What the exercise asks:
Every line holding the string "screenshot" should be copied out of the listing.

Excerpted records:
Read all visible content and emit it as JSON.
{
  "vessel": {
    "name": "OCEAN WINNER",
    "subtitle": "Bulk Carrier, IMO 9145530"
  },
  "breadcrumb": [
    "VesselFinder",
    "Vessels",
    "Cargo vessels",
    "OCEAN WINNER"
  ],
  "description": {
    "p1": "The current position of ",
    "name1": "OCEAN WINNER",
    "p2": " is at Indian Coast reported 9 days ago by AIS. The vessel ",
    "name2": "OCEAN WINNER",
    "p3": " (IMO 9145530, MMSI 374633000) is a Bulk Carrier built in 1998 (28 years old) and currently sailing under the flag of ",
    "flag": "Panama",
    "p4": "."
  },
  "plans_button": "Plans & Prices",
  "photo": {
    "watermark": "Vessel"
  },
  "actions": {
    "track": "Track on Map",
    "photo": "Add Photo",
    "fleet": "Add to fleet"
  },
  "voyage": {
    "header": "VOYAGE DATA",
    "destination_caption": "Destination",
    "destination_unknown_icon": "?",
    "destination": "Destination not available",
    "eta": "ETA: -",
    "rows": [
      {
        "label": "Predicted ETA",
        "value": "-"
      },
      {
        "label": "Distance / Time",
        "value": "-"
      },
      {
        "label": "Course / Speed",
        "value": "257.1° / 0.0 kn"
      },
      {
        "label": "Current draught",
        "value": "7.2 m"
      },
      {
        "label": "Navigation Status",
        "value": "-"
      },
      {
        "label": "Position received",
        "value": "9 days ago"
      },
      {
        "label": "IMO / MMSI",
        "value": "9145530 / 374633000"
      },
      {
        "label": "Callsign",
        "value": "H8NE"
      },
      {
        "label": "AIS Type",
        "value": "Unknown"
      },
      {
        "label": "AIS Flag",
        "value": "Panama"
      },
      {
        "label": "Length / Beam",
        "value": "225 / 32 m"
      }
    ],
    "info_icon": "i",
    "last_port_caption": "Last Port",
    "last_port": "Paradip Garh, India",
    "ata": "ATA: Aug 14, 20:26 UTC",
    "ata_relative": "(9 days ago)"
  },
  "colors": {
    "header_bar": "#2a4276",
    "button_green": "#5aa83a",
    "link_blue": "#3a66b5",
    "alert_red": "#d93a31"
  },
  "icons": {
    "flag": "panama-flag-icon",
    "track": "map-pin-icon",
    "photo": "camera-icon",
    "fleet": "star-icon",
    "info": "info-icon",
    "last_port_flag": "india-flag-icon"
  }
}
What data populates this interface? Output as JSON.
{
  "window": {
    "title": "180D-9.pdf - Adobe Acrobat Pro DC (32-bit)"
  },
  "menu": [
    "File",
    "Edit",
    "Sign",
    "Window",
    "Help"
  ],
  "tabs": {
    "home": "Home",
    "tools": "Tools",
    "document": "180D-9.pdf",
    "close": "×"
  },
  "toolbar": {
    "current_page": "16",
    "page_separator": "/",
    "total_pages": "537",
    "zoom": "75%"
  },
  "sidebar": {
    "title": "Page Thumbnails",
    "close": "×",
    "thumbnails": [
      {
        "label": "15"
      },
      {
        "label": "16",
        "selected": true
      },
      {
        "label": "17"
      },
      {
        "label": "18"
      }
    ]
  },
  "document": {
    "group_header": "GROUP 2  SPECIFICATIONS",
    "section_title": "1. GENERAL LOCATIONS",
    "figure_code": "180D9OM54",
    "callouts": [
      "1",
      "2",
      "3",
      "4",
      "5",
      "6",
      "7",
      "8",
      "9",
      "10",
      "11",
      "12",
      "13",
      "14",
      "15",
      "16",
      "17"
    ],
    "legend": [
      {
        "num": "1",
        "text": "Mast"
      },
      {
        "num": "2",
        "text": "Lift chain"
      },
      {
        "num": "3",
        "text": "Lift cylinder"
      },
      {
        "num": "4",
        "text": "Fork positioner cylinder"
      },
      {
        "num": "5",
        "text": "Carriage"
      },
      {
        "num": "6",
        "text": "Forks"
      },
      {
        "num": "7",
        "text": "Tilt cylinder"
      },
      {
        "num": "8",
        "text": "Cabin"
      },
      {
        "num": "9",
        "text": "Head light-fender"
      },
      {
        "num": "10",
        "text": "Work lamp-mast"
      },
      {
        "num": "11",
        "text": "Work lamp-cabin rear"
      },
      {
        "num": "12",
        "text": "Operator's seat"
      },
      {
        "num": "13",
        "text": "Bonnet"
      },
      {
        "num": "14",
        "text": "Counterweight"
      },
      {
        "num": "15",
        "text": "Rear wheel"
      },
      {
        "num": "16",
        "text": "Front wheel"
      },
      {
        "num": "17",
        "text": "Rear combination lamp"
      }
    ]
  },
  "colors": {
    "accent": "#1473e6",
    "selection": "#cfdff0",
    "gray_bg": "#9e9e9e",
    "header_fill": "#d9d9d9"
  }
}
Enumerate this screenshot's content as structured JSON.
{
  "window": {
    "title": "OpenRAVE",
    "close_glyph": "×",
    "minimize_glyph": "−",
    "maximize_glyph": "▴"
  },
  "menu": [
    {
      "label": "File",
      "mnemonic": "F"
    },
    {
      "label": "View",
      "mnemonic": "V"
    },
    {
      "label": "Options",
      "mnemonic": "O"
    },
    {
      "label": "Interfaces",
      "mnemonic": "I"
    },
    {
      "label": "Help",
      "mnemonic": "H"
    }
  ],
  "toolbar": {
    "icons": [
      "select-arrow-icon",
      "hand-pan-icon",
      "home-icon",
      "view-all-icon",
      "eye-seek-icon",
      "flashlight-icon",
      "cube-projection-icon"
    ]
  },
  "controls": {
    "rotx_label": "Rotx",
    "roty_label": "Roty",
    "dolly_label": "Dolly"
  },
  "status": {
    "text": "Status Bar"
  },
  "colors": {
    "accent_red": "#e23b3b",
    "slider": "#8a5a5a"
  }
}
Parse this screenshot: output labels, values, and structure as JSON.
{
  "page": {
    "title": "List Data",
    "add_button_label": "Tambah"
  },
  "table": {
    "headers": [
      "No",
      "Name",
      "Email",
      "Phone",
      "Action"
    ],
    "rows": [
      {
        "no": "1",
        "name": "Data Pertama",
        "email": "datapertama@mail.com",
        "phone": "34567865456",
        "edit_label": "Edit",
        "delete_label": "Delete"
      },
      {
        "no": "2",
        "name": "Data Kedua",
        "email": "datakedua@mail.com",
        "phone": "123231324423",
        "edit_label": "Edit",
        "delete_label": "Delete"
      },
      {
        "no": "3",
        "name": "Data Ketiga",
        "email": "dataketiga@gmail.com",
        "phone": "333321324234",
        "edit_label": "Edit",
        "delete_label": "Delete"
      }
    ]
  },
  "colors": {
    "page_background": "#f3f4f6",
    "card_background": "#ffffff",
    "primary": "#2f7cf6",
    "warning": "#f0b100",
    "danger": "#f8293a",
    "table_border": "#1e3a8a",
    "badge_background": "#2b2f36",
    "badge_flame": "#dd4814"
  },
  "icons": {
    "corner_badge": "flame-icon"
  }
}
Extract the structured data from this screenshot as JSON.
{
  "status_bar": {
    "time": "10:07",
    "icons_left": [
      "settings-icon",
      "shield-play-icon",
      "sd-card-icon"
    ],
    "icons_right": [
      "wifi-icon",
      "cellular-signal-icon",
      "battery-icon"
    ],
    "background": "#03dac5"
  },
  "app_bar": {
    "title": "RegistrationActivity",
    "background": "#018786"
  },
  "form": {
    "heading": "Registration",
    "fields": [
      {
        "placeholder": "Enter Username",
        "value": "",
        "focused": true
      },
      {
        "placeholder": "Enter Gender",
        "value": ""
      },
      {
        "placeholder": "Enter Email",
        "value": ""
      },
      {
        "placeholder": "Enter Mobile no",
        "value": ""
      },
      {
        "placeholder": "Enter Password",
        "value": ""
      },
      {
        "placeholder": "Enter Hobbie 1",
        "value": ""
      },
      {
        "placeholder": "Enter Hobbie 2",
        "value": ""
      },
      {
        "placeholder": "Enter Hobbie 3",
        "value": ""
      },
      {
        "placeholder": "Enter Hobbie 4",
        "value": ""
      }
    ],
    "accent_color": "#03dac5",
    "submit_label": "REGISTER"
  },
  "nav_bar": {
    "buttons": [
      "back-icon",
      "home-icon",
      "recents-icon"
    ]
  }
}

Result for this exercise:
Enumerate this screenshot's content as structured JSON.
Parse this screenshot: output labels, values, and structure as JSON.
Extract the structured data from this screenshot as JSON.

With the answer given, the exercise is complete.